How to get generic interface names and IPs in OpenBSD PF
Over on Twitter, I had a grump that led to me learning some things:
Since OpenBSD Ethernet interface names are tied to the physical hardware, I wish OpenBSD pf.conf syntax had an abstract name that meant 'the interface with the default route, whatever that is'.
We have straightforward OpenBSD systems with a single active interface that get installed on various hardware, with various interface names, and I would really like to not have to change their pf.conf for every different piece of hardware they get put on (physical or virtual).
Thanks to @oclsc I've now learned about OpenBSD interface group names, and reading the manpage pointed me to the predefined 'egress' group name, which means 'all interfaces with the default route'. You can use 'egress:0' to mean the (first) egress IP address.
We're not savages, so of course we use pf.conf macros in our pf.confs:
server_if = "bnx0" server_ip = 192.168.100.100 [...] pass in on $server_if from any to $server_ip port = 22

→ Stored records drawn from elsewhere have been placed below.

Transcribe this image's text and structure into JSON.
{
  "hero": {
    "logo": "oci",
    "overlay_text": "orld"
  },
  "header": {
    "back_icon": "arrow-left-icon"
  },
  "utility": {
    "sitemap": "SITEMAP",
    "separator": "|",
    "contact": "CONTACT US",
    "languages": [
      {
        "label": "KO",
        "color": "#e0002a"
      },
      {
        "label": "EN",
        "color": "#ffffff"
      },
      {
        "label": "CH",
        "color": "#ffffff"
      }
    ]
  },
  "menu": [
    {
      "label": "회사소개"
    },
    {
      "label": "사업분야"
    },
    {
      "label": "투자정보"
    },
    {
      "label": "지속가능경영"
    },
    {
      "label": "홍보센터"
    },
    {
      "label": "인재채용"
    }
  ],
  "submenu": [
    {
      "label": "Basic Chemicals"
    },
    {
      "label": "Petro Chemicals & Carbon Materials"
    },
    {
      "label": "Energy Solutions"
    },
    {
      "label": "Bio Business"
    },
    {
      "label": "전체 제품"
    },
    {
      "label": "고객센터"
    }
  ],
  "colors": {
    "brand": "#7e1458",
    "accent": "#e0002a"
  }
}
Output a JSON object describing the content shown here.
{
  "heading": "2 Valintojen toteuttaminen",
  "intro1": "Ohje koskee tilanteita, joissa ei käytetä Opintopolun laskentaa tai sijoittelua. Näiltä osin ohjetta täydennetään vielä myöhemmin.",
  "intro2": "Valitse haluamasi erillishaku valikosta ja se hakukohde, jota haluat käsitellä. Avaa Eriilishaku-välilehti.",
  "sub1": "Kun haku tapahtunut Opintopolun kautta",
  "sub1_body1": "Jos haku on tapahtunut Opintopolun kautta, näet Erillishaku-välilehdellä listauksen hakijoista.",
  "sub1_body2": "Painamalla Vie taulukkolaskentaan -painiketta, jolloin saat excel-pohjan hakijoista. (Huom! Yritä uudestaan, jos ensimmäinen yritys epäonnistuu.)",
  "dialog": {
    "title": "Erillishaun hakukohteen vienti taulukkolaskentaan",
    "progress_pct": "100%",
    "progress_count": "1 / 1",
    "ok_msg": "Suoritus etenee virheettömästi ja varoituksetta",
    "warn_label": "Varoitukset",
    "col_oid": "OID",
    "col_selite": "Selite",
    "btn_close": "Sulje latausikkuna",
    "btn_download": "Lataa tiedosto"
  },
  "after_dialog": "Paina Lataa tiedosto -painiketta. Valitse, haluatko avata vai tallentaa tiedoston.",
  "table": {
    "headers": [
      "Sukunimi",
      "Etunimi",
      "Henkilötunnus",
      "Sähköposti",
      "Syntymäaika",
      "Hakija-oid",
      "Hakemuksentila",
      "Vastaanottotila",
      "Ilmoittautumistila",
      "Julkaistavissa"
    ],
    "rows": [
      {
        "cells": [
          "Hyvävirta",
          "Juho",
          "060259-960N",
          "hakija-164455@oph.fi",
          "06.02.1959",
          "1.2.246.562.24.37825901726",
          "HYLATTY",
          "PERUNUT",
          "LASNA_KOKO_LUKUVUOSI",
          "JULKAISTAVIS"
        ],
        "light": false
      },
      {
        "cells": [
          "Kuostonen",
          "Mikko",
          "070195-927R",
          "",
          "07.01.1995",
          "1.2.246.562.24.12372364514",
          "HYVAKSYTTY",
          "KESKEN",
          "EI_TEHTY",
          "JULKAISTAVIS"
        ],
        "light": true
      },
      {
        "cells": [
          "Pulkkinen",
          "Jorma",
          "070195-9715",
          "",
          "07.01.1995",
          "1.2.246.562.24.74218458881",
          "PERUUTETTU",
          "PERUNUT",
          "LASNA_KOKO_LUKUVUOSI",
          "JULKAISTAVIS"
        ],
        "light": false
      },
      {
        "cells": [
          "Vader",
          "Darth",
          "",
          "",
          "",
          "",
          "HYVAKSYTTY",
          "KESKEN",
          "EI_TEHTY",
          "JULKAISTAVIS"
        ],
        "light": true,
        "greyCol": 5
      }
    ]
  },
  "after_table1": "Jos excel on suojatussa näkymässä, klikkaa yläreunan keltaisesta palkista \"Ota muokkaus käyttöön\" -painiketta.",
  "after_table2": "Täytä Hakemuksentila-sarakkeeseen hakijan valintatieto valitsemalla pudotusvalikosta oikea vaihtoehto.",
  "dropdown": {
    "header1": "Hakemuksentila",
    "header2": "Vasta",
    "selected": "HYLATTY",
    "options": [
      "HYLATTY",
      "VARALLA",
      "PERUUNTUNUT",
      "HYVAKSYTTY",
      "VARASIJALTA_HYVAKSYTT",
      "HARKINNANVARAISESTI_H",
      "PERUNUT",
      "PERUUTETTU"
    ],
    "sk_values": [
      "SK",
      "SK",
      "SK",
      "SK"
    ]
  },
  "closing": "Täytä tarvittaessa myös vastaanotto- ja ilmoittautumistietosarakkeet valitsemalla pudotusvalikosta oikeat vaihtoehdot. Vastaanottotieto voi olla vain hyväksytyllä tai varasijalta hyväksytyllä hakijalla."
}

But this still means that we have to define the name of the interface
and the server's IP once. When we have two OpenBSD machines that are
clones of each other, for example two OpenVPN servers for redundancy,
this historically means that we've had to have two copies of
that are supposed to differ only in server IP.
(Usually we put the two servers on identical hardware, so the interface names are the same. If we used sufficiently different hardware that the interface names changed, we'd have to vary that too.)
However, it turns out that you can get what I want and, for simple configurations, reduce this to a completely generic version. First and well documented in the manpage for pf.conf is that you can use an interface name in PF rules in place of an IP address (cf). If you do, it means all of the IP addresses associated with that interface. If you want to not accept aliases, you can add :0 on the end to get the first one (cf). Combined with macros, we can write:
server_ip = $server_if:0
Written this way, the address is looked up once when the PF ruleset
is loaded and then substituted in. If you dump the installed rules
pfctl -s rules', you'll see the actual IPs, and the resulting
rules are exactly the same as if you'd specified the IP directly.
To get generic names for interfaces, we need to use the name of
interface groups, which
are documented in the ifconfig
manpage. Conveniently there is a predefined group that does what I
want, the '
- The interfaces the default routes point to are members of the “egress” interface group.
(There can be more than one default route pointing out more than one interface, but in normal use on our servers there is exactly one interface with a default route.)
If you don't want to rely on where the default route is pointing
you can explicitly specify a custom group in
and then use it in a macro in the PF rules. I'm not sure how to
best write this in the file, but sort of following information from
the hostname.if(5) manpage,
I found that it worked to write it on two lines:
inet 192.168.100.100 0xffffff00 group net-sandbox
All of this sounds great but it has a tiny little drawback, which is that it makes your PF configuration a bit more magical. Explicitly writing out the interface name and IP may be annoying some of the time, but it's always extremely obvious what is going on. You don't have to try to remember what 'egress' or 'net-sandbox' means when used as an interface name (or an IP address); it's always right there. Also, you're absolutely guaranteed that your rules are matching only a single IP address or a single interface. With interface group names, you're relying on the rest of your configuration to insure that there is only ever one 'egress' or 'net-sandbox' interface, no matter what you do to the machine.
A related issue is that the meaning of 'egress', 'net-sandbox', and the
like can change between PF ruleset loads (and the associated IPs along
with them), without any direct changes to pf.conf. This means that you
can boot with the system in one setup, change it for some reason, do a
pfctl -f /etc/pf.conf' with an unchanged pf.conf, and wind up with
a different set of rules. In some environments this is a feature; in
others it is a drawback, or at least a potential unpleasant surprise.
(What triggered this otday was testing out a version of our OpenBSD VPN
servers on the current OpenBSD in a virtual machine. Of course I needed
pf.conf, but my virtual machine had both a different IP
address and a different interface than the current real servers.)
Comments on this page:Written on 04 December 2020.